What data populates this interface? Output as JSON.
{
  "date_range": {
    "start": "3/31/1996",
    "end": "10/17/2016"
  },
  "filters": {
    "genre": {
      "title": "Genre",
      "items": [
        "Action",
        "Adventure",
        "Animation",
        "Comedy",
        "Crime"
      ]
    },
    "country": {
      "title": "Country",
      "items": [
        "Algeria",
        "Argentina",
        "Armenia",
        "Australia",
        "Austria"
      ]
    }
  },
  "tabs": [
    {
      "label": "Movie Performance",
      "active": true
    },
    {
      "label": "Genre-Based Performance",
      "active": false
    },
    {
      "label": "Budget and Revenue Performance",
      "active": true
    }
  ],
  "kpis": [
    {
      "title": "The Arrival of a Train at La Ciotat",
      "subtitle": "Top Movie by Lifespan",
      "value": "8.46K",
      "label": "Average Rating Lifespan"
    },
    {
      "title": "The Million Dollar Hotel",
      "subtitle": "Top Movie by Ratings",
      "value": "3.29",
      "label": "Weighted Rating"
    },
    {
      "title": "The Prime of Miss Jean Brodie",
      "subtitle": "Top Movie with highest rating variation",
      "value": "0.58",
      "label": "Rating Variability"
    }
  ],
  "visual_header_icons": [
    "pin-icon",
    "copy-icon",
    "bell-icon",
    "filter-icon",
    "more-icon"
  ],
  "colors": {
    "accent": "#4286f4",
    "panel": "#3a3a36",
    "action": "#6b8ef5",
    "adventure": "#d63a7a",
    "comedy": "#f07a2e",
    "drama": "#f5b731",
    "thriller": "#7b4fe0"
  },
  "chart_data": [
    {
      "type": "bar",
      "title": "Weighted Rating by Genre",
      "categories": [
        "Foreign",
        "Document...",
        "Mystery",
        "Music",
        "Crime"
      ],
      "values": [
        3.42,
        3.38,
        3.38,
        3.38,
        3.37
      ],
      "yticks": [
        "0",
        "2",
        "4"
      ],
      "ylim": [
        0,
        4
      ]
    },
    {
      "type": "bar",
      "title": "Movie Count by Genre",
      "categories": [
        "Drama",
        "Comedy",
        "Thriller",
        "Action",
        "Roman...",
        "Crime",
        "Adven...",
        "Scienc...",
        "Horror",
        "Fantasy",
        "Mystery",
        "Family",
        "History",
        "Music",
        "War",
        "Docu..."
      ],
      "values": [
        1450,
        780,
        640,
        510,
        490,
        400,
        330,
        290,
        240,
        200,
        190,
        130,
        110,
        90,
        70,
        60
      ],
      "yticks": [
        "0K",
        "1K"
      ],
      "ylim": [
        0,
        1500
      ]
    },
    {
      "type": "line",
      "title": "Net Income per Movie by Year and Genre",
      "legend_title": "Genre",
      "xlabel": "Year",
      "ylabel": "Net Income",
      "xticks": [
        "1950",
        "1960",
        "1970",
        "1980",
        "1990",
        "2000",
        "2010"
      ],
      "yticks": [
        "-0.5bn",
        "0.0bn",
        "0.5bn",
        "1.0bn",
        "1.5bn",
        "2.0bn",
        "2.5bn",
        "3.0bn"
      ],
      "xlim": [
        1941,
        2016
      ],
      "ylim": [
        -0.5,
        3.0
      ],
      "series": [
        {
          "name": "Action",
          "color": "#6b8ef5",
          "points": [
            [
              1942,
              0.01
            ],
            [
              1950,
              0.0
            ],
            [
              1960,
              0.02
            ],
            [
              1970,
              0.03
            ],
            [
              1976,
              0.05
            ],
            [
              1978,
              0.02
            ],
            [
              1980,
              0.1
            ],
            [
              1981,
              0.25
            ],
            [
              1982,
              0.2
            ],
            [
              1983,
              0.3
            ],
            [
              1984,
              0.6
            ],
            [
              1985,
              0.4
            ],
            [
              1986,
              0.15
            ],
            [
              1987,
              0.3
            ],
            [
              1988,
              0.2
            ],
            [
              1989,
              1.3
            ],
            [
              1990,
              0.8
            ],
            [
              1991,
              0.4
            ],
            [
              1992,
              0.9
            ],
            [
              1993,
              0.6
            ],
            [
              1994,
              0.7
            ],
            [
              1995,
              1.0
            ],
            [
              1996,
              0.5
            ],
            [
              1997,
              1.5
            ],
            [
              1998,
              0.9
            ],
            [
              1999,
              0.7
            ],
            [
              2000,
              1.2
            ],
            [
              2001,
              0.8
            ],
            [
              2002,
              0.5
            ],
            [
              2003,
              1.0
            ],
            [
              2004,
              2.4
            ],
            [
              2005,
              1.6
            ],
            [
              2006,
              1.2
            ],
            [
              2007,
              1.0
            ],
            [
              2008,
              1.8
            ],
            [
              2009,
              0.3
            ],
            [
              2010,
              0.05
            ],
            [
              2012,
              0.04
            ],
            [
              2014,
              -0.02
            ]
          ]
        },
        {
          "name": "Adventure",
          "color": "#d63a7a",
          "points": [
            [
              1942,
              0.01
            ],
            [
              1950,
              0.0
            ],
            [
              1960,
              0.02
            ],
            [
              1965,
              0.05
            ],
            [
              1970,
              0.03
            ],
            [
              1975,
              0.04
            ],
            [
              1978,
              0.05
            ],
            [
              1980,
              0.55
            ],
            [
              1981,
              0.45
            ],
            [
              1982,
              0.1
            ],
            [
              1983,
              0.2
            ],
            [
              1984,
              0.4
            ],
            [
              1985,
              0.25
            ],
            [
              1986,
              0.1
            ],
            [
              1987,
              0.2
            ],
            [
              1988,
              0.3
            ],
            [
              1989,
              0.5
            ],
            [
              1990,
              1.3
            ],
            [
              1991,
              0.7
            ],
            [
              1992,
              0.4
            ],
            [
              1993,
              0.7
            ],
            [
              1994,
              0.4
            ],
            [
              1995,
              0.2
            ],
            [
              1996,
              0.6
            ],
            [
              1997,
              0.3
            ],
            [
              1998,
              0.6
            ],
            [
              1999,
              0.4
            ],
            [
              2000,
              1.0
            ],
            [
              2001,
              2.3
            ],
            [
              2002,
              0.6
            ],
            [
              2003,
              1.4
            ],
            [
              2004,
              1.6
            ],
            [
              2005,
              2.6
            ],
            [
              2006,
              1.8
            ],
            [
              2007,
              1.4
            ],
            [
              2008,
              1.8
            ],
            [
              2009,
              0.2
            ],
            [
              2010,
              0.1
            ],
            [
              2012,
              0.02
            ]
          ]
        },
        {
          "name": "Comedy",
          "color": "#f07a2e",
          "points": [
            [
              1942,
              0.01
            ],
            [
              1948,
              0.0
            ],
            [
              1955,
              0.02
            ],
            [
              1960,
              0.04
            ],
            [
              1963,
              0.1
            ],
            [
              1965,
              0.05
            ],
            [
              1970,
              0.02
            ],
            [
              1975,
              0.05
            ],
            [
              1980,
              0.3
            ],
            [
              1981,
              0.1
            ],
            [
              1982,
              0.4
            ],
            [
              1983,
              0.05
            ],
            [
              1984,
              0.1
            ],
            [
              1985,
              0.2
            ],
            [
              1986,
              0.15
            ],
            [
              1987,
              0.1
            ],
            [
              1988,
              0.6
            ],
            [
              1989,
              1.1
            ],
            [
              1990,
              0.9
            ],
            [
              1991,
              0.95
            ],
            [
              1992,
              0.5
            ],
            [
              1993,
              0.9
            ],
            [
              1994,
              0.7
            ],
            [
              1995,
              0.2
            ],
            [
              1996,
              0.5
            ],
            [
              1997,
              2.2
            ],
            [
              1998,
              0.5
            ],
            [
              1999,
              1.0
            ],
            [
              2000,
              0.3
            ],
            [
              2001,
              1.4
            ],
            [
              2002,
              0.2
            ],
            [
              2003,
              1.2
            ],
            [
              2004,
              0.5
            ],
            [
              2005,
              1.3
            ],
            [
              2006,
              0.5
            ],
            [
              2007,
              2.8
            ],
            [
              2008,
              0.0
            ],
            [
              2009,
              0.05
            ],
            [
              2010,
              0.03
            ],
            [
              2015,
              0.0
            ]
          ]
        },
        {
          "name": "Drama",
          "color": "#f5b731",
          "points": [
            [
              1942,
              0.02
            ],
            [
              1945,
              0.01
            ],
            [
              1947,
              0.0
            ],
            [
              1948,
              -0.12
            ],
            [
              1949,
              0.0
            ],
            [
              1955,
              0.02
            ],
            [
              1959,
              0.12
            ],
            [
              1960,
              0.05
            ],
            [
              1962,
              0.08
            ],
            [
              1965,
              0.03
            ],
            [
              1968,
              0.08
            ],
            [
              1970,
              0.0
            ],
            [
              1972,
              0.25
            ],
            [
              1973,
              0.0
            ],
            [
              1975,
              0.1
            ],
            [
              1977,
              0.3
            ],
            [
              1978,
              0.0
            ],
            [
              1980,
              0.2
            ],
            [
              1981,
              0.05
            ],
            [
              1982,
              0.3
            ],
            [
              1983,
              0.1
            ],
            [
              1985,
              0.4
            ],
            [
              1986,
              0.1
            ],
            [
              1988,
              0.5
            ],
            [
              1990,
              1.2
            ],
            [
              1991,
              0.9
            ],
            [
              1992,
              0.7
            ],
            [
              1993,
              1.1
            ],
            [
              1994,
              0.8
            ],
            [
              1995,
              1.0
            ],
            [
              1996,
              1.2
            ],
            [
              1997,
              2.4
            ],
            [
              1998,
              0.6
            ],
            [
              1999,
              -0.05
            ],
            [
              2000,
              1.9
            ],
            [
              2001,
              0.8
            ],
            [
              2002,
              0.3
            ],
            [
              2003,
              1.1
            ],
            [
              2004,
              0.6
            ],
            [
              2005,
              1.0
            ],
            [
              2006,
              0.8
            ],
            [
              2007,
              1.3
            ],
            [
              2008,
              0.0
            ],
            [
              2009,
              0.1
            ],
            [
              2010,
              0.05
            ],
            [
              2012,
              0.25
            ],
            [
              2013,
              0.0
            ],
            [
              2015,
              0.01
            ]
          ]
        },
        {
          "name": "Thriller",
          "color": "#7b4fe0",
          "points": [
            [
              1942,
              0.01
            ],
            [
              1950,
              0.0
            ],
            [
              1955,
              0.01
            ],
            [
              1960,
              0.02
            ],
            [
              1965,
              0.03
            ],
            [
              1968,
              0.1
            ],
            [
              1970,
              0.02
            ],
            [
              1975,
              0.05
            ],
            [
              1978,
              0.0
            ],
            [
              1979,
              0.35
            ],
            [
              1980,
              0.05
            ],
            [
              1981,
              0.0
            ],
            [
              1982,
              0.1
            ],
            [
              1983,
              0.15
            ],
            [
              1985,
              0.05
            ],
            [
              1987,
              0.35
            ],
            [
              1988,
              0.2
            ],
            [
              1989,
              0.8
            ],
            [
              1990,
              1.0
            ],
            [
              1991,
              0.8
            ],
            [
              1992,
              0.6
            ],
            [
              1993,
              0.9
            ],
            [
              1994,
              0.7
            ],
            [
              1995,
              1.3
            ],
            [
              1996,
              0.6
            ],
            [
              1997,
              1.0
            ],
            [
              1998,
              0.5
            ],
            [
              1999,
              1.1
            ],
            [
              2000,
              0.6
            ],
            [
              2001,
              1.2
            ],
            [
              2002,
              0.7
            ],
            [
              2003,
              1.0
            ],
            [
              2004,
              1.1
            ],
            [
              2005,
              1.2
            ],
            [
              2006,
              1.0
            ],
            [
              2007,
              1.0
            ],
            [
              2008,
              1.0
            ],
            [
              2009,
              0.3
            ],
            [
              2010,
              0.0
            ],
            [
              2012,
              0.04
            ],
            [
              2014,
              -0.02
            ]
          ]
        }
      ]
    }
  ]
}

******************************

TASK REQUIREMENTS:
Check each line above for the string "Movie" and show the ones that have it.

SOLUTION TO THE PROBLEM:
      "label": "Movie Performance",
      "subtitle": "Top Movie by Lifespan",
      "subtitle": "Top Movie by Ratings",
      "subtitle": "Top Movie with highest rating variation",
      "title": "Movie Count by Genre",
      "title": "Net Income per Movie by Year and Genre",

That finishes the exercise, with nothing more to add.